**WORK INSTRUCTION:** Pick the lines holding the string "Stops" out of the records and copy them.

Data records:

=== Begin Enclosure ===

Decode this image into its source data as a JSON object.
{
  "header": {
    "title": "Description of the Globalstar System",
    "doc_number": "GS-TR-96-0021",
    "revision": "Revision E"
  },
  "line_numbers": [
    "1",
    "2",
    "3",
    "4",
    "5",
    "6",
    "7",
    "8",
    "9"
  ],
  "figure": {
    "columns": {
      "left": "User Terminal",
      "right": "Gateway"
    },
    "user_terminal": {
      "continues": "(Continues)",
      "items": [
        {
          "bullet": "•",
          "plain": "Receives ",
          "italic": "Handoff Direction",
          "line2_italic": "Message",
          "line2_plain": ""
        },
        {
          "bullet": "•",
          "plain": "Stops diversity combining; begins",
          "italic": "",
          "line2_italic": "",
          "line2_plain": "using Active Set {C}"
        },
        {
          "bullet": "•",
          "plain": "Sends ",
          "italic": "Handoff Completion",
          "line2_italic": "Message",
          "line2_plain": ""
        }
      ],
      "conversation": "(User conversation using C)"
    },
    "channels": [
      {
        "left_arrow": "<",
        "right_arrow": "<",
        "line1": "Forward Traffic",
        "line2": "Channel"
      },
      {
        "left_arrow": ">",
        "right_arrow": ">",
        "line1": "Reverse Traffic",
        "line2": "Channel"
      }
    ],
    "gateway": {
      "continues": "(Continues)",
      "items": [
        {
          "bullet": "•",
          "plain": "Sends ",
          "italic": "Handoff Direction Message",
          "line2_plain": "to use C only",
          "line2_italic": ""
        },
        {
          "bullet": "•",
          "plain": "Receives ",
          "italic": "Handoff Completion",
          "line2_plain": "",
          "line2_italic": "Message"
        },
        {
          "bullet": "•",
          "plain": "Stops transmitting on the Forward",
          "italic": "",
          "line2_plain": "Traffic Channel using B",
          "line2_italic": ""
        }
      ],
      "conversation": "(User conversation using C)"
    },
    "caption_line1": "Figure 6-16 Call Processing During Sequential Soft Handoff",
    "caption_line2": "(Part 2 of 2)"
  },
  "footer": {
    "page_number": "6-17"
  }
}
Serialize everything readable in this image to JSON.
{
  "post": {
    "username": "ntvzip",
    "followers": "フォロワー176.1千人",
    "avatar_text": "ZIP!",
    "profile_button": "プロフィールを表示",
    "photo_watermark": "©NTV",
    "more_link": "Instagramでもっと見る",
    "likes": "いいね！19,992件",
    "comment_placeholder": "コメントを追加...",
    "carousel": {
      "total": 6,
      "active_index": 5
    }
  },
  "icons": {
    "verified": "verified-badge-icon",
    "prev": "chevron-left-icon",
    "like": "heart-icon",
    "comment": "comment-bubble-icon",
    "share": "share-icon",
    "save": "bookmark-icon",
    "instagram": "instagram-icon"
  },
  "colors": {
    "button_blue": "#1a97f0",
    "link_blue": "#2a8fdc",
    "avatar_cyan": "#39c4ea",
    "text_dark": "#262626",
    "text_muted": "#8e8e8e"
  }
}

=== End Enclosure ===

**SOLVED PROBLEM:**
          "plain": "Stops diversity combining; begins",
          "plain": "Stops transmitting on the Forward",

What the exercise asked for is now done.